SELECTED WORKS FROM THE ROWE COLLECTION
Jean-Honoré Daumier (1808-1879) was one of nineteenth-century France’s most popular and influential artists. Although he was a painter and sculptor, he was also a prominent printmaker. Daumier produced over four thousand lithographs, many of which were satires depicting the lighter aspects of French politics, society, and culture. This fall the BMA will host an exhibition of 169 lithographs that treat subjects such as Art, Drinking and Dining, Feminism, Gallic Life, Love and Family Life, and the Theater. Daumier made these works for illustrations in popular daily newspapers, thus providing art that could be viewed and enjoyed by all. Fourteen prints in the exhibition remain intact in the original newspapers, while the rest were long ago cut out to be appreciated as stand-alone works of art. For the 21st-century viewer, these prints bring to life the quotidian quirks of 19th-century Parisians.

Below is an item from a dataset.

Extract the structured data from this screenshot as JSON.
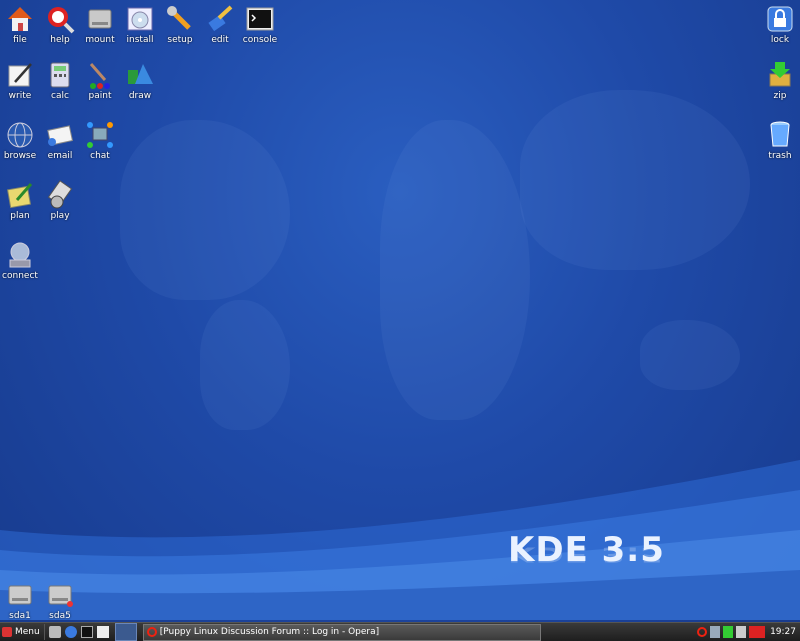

The poet and art critic Charles Baudelaire referred to Daumier as “one of the most important men… [not] only of caricature, but also of modern art.” While his skill as a painter and sculptor may be his greatest claim today, in his own time it was the humor, wit, and audacity evident in Art for the Masses for which Daumier was most celebrated.
Birmingham Museum of Art
October 9, 2011 – January 1, 2012
Pensacola Museum of Art
April 12, 2013 – June 30, 2013
Daumier: Art for the Masses is supported by Mr. and Mrs. Donald Patton and the Lydia Eustis Rogers Fund.